Because Zhao’s 2021 term as mayor fell during the COVID-19 pandemic, among her goals was to be publicly accessible, to make the city more transparent and to increase engagement between the city council and Saratoga residents. She initiated “mayor’s office hours” at the farmers’ market and started monthly “power lunches” at which she held 30-minute webinars with experts to talk about current Saratoga events.
Social justice was also on her agenda. When hate crimes against Asian American Pacific Islander communities increased, she organized a rally in front of city hall; more than 1,500 residents attended, along with a congressmember, state representatives, the county sheriff and district attorney, and mayors and councilmembers from nearby cities. “It was a great moment for the community to stand together and call for a stop to Asian hate,” she said.
Zhao hasn’t discounted the possibility of a future role in politics, should the opportunity arise. “We need more female representation,” she said. “Just 27% of the U.S. Congress is female. Even here in California, only 32% of the state legislature are women.”
Zhao feels she has what it takes. “The education I received from Berkeley not only helped me master my technical skills in the semiconductor industry but also taught me to cultivate integrity, think critically, respond to injustice and take a stand on important issues,” she said. “I truly love what I do.”

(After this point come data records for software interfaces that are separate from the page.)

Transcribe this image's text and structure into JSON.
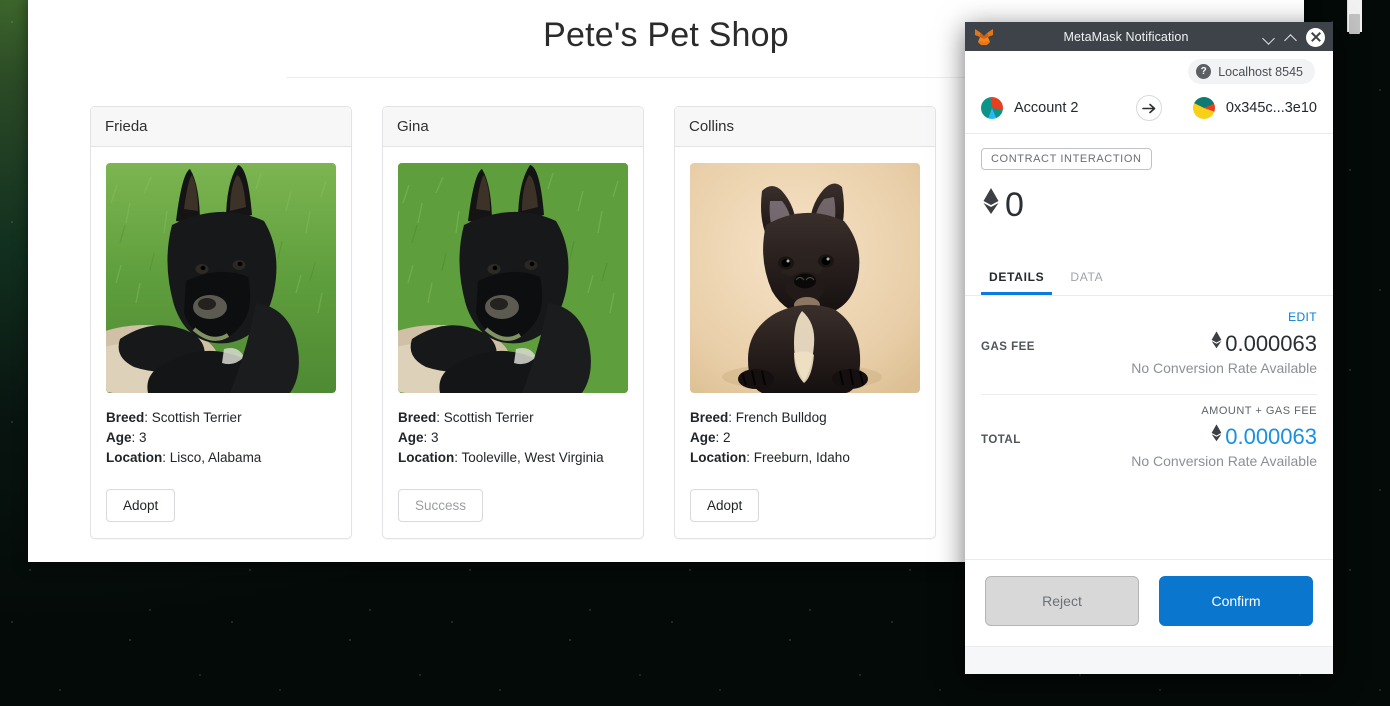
{
  "desktop": {
    "background_color": "#0a1b12"
  },
  "site": {
    "title": "Pete's Pet Shop",
    "pets": [
      {
        "name": "Frieda",
        "breed_label": "Breed",
        "breed": "Scottish Terrier",
        "age_label": "Age",
        "age": "3",
        "location_label": "Location",
        "location": "Lisco, Alabama",
        "button": "Adopt",
        "button_state": "enabled",
        "photo": "scottish-terrier-grass"
      },
      {
        "name": "Gina",
        "breed_label": "Breed",
        "breed": "Scottish Terrier",
        "age_label": "Age",
        "age": "3",
        "location_label": "Location",
        "location": "Tooleville, West Virginia",
        "button": "Success",
        "button_state": "disabled",
        "photo": "scottish-terrier-grass"
      },
      {
        "name": "Collins",
        "breed_label": "Breed",
        "breed": "French Bulldog",
        "age_label": "Age",
        "age": "2",
        "location_label": "Location",
        "location": "Freeburn, Idaho",
        "button": "Adopt",
        "button_state": "enabled",
        "photo": "french-bulldog-tan"
      }
    ]
  },
  "metamask": {
    "window_title": "MetaMask Notification",
    "network": "Localhost 8545",
    "from_account": "Account 2",
    "to_address": "0x345c...3e10",
    "tx_type_pill": "CONTRACT INTERACTION",
    "amount": "0",
    "eth_symbol": "♦",
    "tabs": [
      {
        "label": "DETAILS",
        "active": true
      },
      {
        "label": "DATA",
        "active": false
      }
    ],
    "edit_link": "EDIT",
    "gas_fee_label": "GAS FEE",
    "gas_fee_value": "0.000063",
    "gas_fee_conversion": "No Conversion Rate Available",
    "amount_plus_gas_label": "AMOUNT + GAS FEE",
    "total_label": "TOTAL",
    "total_value": "0.000063",
    "total_conversion": "No Conversion Rate Available",
    "reject_button": "Reject",
    "confirm_button": "Confirm",
    "accent_color": "#037dd6",
    "titlebar_color": "#3d4349"
  }
}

You can contact Zhao or visit her city council webpage.
UC Berkeley Launches Newsletter for Black Alumni
A new email publication, the UC Berkeley Black Alumni Newsletter, launched in April, according to Rhonda Kinard, associate director of Alumni Engagement Programs. The quarterly communication is designed to create a welcoming space for all of Berkeley’s Black alumni by presenting relevant university and community content into a purposeful email newsletter. It will include opportunities for alumni to speak directly to peers about initiatives, fundraising priorities and events on campus. It also aims to lift up career development, volunteer, mentorship opportunities and other resources for Black alumni. Subscribe today.